======== MATERIAL FOR THE TASK ========

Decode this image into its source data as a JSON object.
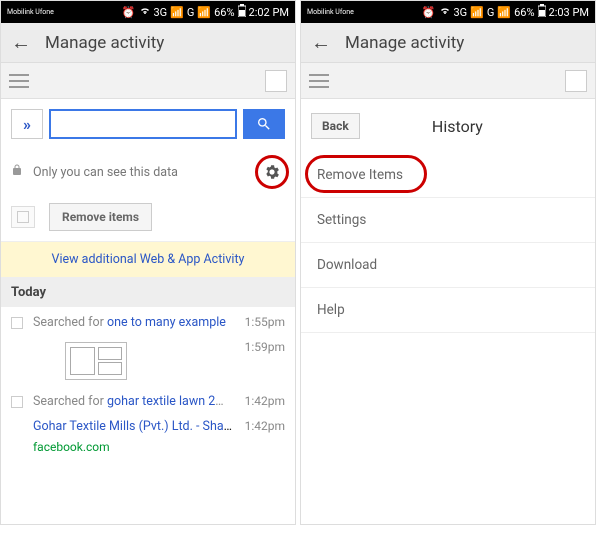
{
  "left": {
    "statusbar": {
      "carrier": "Mobilink\nUfone",
      "net": "3G",
      "netalt": "G",
      "battery": "66%",
      "time": "2:02 PM"
    },
    "appbar_title": "Manage activity",
    "search": {
      "placeholder": ""
    },
    "privacy_text": "Only you can see this data",
    "remove_items_label": "Remove items",
    "banner_label": "View additional Web & App Activity",
    "section": "Today",
    "entries": {
      "e1_prefix": "Searched for ",
      "e1_link": "one to many example",
      "e1_time": "1:55pm",
      "e2_time": "1:59pm",
      "e3_prefix": "Searched for ",
      "e3_link": "gohar textile lawn 2015",
      "e3_time": "1:42pm",
      "e4_link": "Gohar Textile Mills (Pvt.) Ltd. - Shah...",
      "e4_time": "1:42pm",
      "e4_domain": "facebook.com"
    }
  },
  "right": {
    "statusbar": {
      "carrier": "Mobilink\nUfone",
      "net": "3G",
      "netalt": "G",
      "battery": "66%",
      "time": "2:03 PM"
    },
    "appbar_title": "Manage activity",
    "back_label": "Back",
    "history_title": "History",
    "menu": {
      "remove": "Remove Items",
      "settings": "Settings",
      "download": "Download",
      "help": "Help"
    }
  }
}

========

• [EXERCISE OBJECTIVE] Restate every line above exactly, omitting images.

• [RESULT]
Decode this image into its source data as a JSON object.
{
  "left": {
    "statusbar": {
      "carrier": "Mobilink\nUfone",
      "net": "3G",
      "netalt": "G",
      "battery": "66%",
      "time": "2:02 PM"
    },
    "appbar_title": "Manage activity",
    "search": {
      "placeholder": ""
    },
    "privacy_text": "Only you can see this data",
    "remove_items_label": "Remove items",
    "banner_label": "View additional Web & App Activity",
    "section": "Today",
    "entries": {
      "e1_prefix": "Searched for ",
      "e1_link": "one to many example",
      "e1_time": "1:55pm",
      "e2_time": "1:59pm",
      "e3_prefix": "Searched for ",
      "e3_link": "gohar textile lawn 2015",
      "e3_time": "1:42pm",
      "e4_link": "Gohar Textile Mills (Pvt.) Ltd. - Shah...",
      "e4_time": "1:42pm",
      "e4_domain": "facebook.com"
    }
  },
  "right": {
    "statusbar": {
      "carrier": "Mobilink\nUfone",
      "net": "3G",
      "netalt": "G",
      "battery": "66%",
      "time": "2:03 PM"
    },
    "appbar_title": "Manage activity",
    "back_label": "Back",
    "history_title": "History",
    "menu": {
      "remove": "Remove Items",
      "settings": "Settings",
      "download": "Download",
      "help": "Help"
    }
  }
}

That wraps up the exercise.